Network analysis offers an interesting way of exploring and visualising networks between social, economic and political actors. This workshop will be led by Dr Kate Davison (University of Sheffield, History Dept.), assisted by Prof Mark Philp, Steve Ranford (Warwick, Senior Academic Technologist), and his colleagues Godwin Yeboah and James Tripp (of the newly formed Information and Digtial Group Technology for Research). The concept and utility of social network analysis will be explored, and some of the software illustrated. The session will be hybrid. You are encouraged to prepare for the session by reading the Kadushin listed below, but this is not essential if you do not have the time beforehand. Although this is an event organised by the History department's Early Modern and Eighteenth Century Centre, it is open more widely to others in History and more widely. If you are outside History and would like to come, please email Amy Evans [firstname.lastname@example.org] to register your interest.

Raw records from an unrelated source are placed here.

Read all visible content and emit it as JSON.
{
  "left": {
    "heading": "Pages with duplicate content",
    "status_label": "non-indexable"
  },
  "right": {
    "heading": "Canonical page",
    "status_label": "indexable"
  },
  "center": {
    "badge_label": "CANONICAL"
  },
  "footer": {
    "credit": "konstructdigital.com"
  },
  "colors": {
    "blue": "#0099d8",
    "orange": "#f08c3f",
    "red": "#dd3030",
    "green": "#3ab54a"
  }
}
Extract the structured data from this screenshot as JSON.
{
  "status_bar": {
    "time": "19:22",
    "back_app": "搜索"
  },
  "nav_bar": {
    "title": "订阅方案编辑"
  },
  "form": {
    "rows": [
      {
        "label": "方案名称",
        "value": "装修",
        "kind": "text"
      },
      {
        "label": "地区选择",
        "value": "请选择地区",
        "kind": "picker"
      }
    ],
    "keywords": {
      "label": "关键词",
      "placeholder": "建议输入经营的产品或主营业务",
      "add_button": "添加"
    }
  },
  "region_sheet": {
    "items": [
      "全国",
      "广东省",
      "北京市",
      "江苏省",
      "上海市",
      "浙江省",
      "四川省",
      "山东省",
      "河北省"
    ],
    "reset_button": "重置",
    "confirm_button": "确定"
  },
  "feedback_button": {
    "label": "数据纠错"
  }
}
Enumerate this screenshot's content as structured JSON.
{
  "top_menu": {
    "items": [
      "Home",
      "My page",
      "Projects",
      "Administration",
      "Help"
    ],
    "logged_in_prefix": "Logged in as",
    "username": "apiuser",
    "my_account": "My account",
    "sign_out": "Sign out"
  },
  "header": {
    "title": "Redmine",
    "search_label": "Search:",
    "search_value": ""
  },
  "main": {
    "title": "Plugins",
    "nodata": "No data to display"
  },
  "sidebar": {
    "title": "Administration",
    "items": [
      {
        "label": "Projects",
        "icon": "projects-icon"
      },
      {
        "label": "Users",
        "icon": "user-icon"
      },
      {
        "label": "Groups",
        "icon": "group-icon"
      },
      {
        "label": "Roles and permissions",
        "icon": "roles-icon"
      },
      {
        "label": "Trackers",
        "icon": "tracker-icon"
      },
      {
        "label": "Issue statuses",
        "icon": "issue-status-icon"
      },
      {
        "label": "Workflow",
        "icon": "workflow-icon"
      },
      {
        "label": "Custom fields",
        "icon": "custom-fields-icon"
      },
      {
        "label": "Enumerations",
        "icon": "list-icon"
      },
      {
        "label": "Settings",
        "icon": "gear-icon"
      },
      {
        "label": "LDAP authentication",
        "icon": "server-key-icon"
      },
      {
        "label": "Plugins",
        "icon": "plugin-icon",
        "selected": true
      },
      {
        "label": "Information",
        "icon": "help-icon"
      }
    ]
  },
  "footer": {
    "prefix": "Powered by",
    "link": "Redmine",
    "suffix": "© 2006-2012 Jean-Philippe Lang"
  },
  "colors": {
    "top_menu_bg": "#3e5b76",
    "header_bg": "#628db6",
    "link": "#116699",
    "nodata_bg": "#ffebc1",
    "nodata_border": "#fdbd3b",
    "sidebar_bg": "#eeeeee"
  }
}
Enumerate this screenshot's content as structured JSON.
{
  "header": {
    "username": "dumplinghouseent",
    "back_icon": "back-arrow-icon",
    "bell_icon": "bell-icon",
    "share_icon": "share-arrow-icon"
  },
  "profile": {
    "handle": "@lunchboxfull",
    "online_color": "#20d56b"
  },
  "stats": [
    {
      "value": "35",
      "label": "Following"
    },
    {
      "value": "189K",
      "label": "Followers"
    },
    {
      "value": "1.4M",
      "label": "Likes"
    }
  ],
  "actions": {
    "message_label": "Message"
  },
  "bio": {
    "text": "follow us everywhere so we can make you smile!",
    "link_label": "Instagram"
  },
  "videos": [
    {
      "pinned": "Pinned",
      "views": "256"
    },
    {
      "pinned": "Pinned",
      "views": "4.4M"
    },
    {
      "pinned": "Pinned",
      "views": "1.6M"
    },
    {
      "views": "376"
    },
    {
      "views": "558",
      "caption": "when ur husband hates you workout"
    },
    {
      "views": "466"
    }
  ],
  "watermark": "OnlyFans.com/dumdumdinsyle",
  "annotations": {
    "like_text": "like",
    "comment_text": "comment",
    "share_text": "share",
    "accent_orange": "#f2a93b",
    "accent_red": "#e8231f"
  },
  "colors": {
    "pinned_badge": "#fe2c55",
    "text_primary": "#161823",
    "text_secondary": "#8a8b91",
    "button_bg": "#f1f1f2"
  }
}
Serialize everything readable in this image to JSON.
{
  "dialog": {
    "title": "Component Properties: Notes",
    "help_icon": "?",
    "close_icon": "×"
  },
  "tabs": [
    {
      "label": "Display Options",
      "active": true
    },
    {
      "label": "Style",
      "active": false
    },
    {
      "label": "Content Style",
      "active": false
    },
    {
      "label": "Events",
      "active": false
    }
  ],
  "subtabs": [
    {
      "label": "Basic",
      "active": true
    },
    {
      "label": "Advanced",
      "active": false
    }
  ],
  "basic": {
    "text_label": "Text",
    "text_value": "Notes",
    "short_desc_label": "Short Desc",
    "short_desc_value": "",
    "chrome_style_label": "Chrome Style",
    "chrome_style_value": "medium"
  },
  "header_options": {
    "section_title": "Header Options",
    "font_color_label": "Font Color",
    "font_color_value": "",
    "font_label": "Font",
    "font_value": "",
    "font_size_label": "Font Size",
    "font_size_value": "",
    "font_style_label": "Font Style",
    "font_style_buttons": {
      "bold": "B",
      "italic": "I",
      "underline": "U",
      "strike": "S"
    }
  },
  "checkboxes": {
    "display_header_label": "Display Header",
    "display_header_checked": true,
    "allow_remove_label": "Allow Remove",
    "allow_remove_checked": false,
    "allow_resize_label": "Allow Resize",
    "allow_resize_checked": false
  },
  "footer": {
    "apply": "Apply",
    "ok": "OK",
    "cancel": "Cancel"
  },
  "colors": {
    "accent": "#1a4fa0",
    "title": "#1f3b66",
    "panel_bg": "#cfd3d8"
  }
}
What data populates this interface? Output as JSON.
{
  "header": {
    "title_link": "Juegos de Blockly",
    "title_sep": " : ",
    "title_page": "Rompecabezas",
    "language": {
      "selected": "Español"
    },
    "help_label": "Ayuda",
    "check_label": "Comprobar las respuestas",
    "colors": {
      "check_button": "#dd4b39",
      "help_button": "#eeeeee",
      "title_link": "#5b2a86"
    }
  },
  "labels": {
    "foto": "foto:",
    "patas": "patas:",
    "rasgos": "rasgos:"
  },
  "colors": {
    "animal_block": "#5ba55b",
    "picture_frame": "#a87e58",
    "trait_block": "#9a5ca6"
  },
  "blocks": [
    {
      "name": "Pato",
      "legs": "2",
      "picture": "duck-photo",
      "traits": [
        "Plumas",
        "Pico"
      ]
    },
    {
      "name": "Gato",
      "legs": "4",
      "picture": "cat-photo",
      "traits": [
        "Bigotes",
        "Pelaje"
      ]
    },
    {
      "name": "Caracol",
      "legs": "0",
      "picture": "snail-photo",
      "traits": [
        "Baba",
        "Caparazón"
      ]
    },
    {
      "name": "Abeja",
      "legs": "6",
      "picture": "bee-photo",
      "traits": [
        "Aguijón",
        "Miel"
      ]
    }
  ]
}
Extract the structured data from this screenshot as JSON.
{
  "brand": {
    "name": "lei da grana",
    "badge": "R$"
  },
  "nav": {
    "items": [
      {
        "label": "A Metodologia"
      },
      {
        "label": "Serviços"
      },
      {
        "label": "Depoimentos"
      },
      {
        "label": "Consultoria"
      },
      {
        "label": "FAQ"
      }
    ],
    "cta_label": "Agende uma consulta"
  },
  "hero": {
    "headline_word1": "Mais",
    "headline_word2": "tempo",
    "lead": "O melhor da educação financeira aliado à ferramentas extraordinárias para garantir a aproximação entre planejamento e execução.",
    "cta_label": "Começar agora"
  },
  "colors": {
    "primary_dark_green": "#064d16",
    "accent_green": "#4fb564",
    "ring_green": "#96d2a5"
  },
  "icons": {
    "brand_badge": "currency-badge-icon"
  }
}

Here is some suggested reading:
The first 55 pages of Charles Kadushin's Understanding Social NetworksLink opens in a new window (OUP, 2012) - ebook
Paul McLean, Culture in Networks (2017), which focuses on intersections between culture and social networks. chapter 2 focuses on network concepts and how they are inherently questions about culture (e.g. homophily), and chapter 3 the reverse, on how some approaches to culture naturally lend themselves to network approaches.
For some examples of network analysis:
Kate Davison, 'Early Modern Social Networks: Antecedents, Opportunities, and Challenges',Link opens in a new window The American Historical Review, Volume 124, Issue 2, April 2019, Pages 456–482
Emma Rothschild, 'Isolation and Economic Life in Eighteenth-Century France'Link opens in a new window , AHR Volume 119, Issue 4, October 2014, Pages 1055–1082
For a more technical approach see this article by Venturini, Jacomy and Jensen hereLink opens in a new window